10195 E. 29th Drive; 720-550-6934
Pimiento & pickle burger at Tupelo Honey Southern Kitchen & Bar
Why settle for plain old cheese and pickles on a burger when you can have pimiento cheese and fried pickles? That’s a question we never thought to ask until this big boy showed up. (You can always opt for collard greens cooked with pork belly rather than fries on the side if you want to pretend you're making a healthy choice here.)
1650 Wewatta St.; 720-274-0650
Wagyu bulgogi burger at Departure
If a burger isn't the first thing you'd think to order at Halcyon Cherry Creek's contemporary Asian den of swank, don't let that hold you back. This one's a Korean barbecue–inspired knockout, starring Wagyu beef smothered in zesty ssamjang with loads of browned onion and a fried egg to temper the spice but increase the mess (in a good way).
249 Columbine St.; 720-772-5020
QI burger at Quality Italian
As it turns out, there's another must-try at the Italian steakhouse right next door to Departure, distinguished by a blanket of gooey stracchino cheese and a garnish of kicky house-pickled peppers (not to mention steak fries on the side with aïoli for dipping). So maybe this calls for a bang-bang?
241 Columbine St.; 303-532-8888
50/50 burger at Next Door
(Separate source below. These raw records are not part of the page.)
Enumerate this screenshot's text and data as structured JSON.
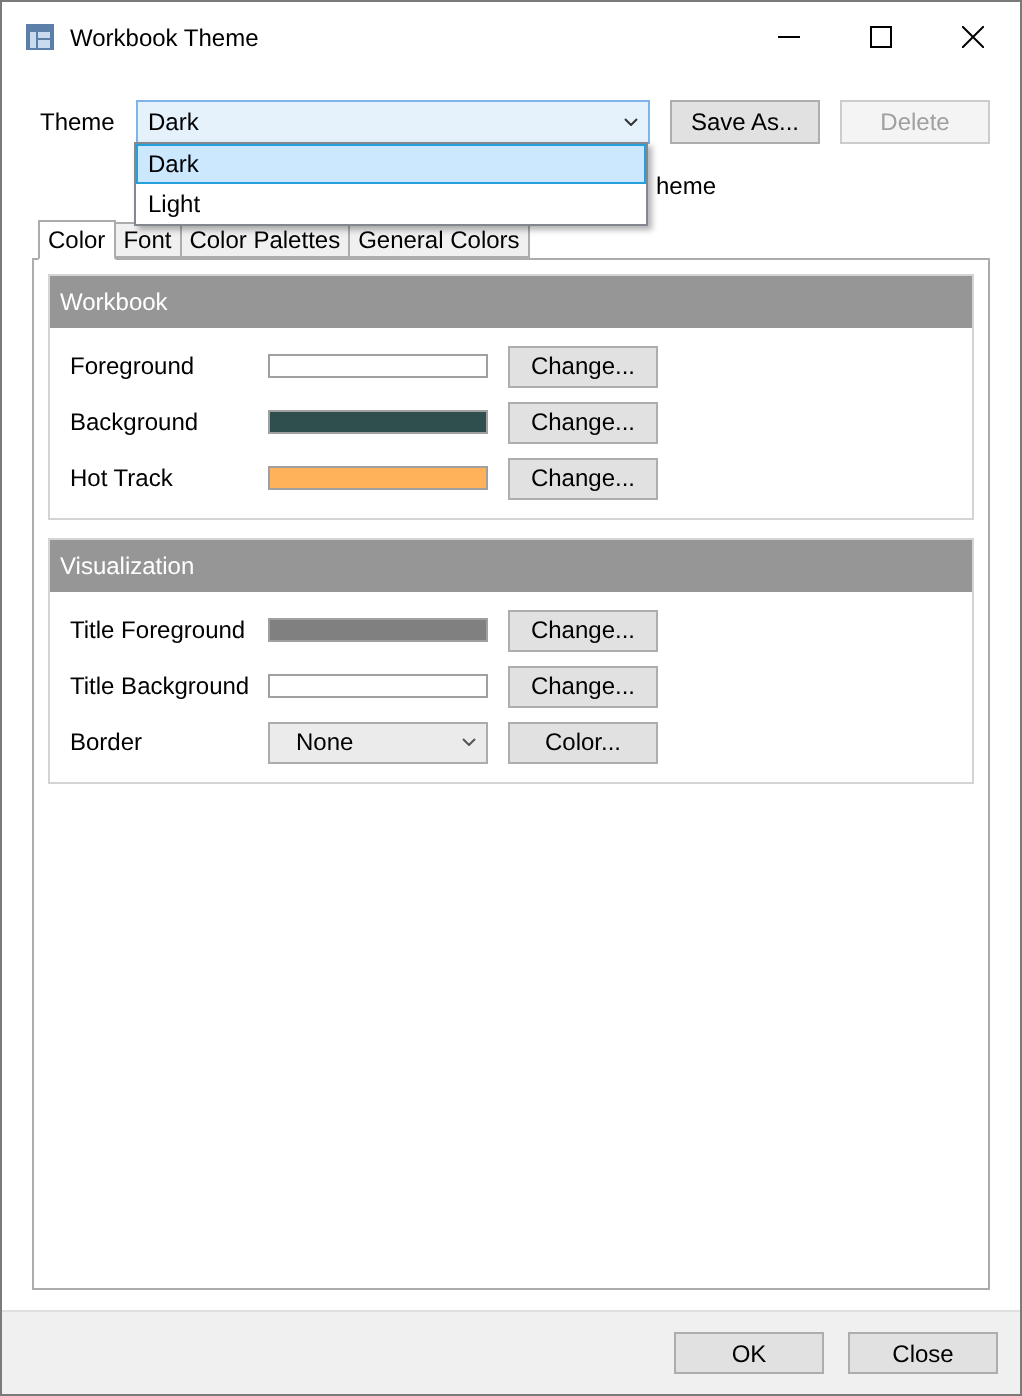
{
  "window": {
    "title": "Workbook Theme"
  },
  "theme": {
    "label": "Theme",
    "value": "Dark",
    "options": [
      {
        "label": "Dark",
        "selected": true
      },
      {
        "label": "Light",
        "selected": false
      }
    ],
    "buttons": [
      {
        "label": "Save As...",
        "disabled": false
      },
      {
        "label": "Delete",
        "disabled": true
      }
    ]
  },
  "covered_text": "heme",
  "tabs": [
    {
      "label": "Color",
      "selected": true
    },
    {
      "label": "Font",
      "selected": false
    },
    {
      "label": "Color Palettes",
      "selected": false
    },
    {
      "label": "General Colors",
      "selected": false
    }
  ],
  "sections": [
    {
      "title": "Workbook",
      "rows": [
        {
          "kind": "swatch",
          "label": "Foreground",
          "color": "#ffffff",
          "button": "Change..."
        },
        {
          "kind": "swatch",
          "label": "Background",
          "color": "#2f4f4f",
          "button": "Change..."
        },
        {
          "kind": "swatch",
          "label": "Hot Track",
          "color": "#ffb25a",
          "button": "Change..."
        }
      ]
    },
    {
      "title": "Visualization",
      "rows": [
        {
          "kind": "swatch",
          "label": "Title Foreground",
          "color": "#808080",
          "button": "Change..."
        },
        {
          "kind": "swatch",
          "label": "Title Background",
          "color": "#ffffff",
          "button": "Change..."
        },
        {
          "kind": "select",
          "label": "Border",
          "value": "None",
          "button": "Color..."
        }
      ]
    }
  ],
  "footer": {
    "buttons": [
      "OK",
      "Close"
    ]
  }
}
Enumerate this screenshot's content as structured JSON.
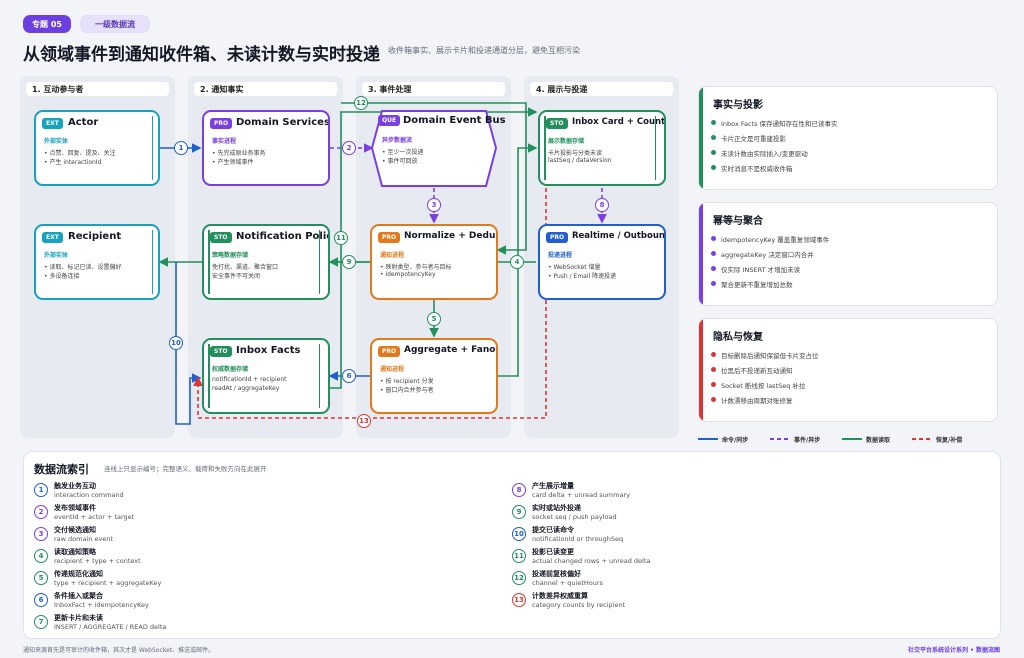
{
  "header": {
    "topic_pill": "专题 05",
    "category_pill": "一级数据流",
    "title": "从领域事件到通知收件箱、未读计数与实时投递",
    "subtitle": "收件箱事实、展示卡片和投递通道分层，避免互相污染"
  },
  "lanes": [
    {
      "label": "1. 互动参与者"
    },
    {
      "label": "2. 通知事实"
    },
    {
      "label": "3. 事件处理"
    },
    {
      "label": "4. 展示与投递"
    }
  ],
  "nodes": {
    "actor": {
      "tag": "EXT",
      "title": "Actor",
      "sub": "外部实体",
      "lines": [
        "• 点赞、回复、提及、关注",
        "• 产生 interactionId"
      ]
    },
    "recipient": {
      "tag": "EXT",
      "title": "Recipient",
      "sub": "外部实体",
      "lines": [
        "• 读取、标记已读、设置偏好",
        "• 多设备连接"
      ]
    },
    "domain_services": {
      "tag": "PRO",
      "title": "Domain Services",
      "sub": "事实进程",
      "lines": [
        "• 先完成原业务事务",
        "• 产生领域事件"
      ]
    },
    "notification_policy": {
      "tag": "STO",
      "title": "Notification Policy",
      "sub": "策略数据存储",
      "lines": [
        "免打扰、渠道、聚合窗口",
        "安全事件不可关闭"
      ]
    },
    "inbox_facts": {
      "tag": "STO",
      "title": "Inbox Facts",
      "sub": "权威数据存储",
      "lines": [
        "notificationId + recipient",
        "readAt / aggregateKey"
      ]
    },
    "event_bus": {
      "tag": "QUE",
      "title": "Domain Event Bus",
      "sub": "异步数据流",
      "lines": [
        "• 至少一次投递",
        "• 事件可回放"
      ]
    },
    "normalize": {
      "tag": "PRO",
      "title": "Normalize + Dedup",
      "sub": "通知进程",
      "lines": [
        "• 映射类型、参与者与目标",
        "• idempotencyKey"
      ]
    },
    "aggregate": {
      "tag": "PRO",
      "title": "Aggregate + Fanout",
      "sub": "通知进程",
      "lines": [
        "• 按 recipient 分发",
        "• 窗口内合并参与者"
      ]
    },
    "inbox_card": {
      "tag": "STO",
      "title": "Inbox Card + Counter",
      "sub": "展示数据存储",
      "lines": [
        "卡片投影与分类未读",
        "lastSeq / dataVersion"
      ]
    },
    "realtime": {
      "tag": "PRO",
      "title": "Realtime / Outbound",
      "sub": "投递进程",
      "lines": [
        "• WebSocket 增量",
        "• Push / Email 降速投递"
      ]
    }
  },
  "badges": [
    "1",
    "2",
    "3",
    "4",
    "5",
    "6",
    "7",
    "8",
    "9",
    "10",
    "11",
    "12",
    "13"
  ],
  "side_panels": [
    {
      "title": "事实与投影",
      "color": "#22905c",
      "items": [
        "Inbox Facts 保存通知存在性和已读事实",
        "卡片正文是可重建投影",
        "未读计数由实际插入/变更驱动",
        "实时消息不是权威收件箱"
      ]
    },
    {
      "title": "幂等与聚合",
      "color": "#7a3fe0",
      "items": [
        "idempotencyKey 覆盖重复领域事件",
        "aggregateKey 决定窗口内合并",
        "仅实际 INSERT 才增加未读",
        "聚合更新不重复增加总数"
      ]
    },
    {
      "title": "隐私与恢复",
      "color": "#d93636",
      "items": [
        "目标删除后通知保留但卡片变占位",
        "拉黑后不投递新互动通知",
        "Socket 断线按 lastSeq 补拉",
        "计数漂移由周期对账修复"
      ]
    }
  ],
  "legend": [
    {
      "label": "命令/同步",
      "color": "#1f5fd0",
      "style": "solid"
    },
    {
      "label": "事件/异步",
      "color": "#7a3fe0",
      "style": "dashed"
    },
    {
      "label": "数据读取",
      "color": "#22905c",
      "style": "solid"
    },
    {
      "label": "恢复/补偿",
      "color": "#d93636",
      "style": "dashed"
    }
  ],
  "index": {
    "title": "数据流索引",
    "subtitle": "连线上只显示编号；完整语义、载荷和失败方向在此展开",
    "left": [
      {
        "n": "1",
        "color": "#1f5fd0",
        "title": "触发业务互动",
        "desc": "interaction command"
      },
      {
        "n": "2",
        "color": "#7a3fe0",
        "title": "发布领域事件",
        "desc": "eventId + actor + target"
      },
      {
        "n": "3",
        "color": "#7a3fe0",
        "title": "交付候选通知",
        "desc": "raw domain event"
      },
      {
        "n": "4",
        "color": "#22905c",
        "title": "读取通知策略",
        "desc": "recipient + type + context"
      },
      {
        "n": "5",
        "color": "#22905c",
        "title": "传递规范化通知",
        "desc": "type + recipient + aggregateKey"
      },
      {
        "n": "6",
        "color": "#1f5fd0",
        "title": "条件插入或聚合",
        "desc": "InboxFact + idempotencyKey"
      },
      {
        "n": "7",
        "color": "#22905c",
        "title": "更新卡片和未读",
        "desc": "INSERT / AGGREGATE / READ delta"
      }
    ],
    "right": [
      {
        "n": "8",
        "color": "#7a3fe0",
        "title": "产生展示增量",
        "desc": "card delta + unread summary"
      },
      {
        "n": "9",
        "color": "#22905c",
        "title": "实时或站外投递",
        "desc": "socket seq / push payload"
      },
      {
        "n": "10",
        "color": "#1f5fd0",
        "title": "提交已读命令",
        "desc": "notificationId or throughSeq"
      },
      {
        "n": "11",
        "color": "#22905c",
        "title": "投影已读变更",
        "desc": "actual changed rows + unread delta"
      },
      {
        "n": "12",
        "color": "#22905c",
        "title": "投递前复核偏好",
        "desc": "channel + quietHours"
      },
      {
        "n": "13",
        "color": "#d93636",
        "title": "计数差异权威重算",
        "desc": "category counts by recipient"
      }
    ]
  },
  "footer": {
    "left": "通知来源首先是可审计的收件箱，其次才是 WebSocket、推送或邮件。",
    "right": "社交平台系统设计系列 • 数据流图"
  }
}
We counted this one among our 20 things you should eat and drink this summer — but it’ll be every bit as good come autumn. The patty’s composed of equal parts beef and mushroom duxelles to deliver an earthy punch that's softened by creamy Swiss and sweet-and-sour balsamic onions; not only will you not miss the extra beef, you might be spoiled for future burgers devoid of delicious fungi.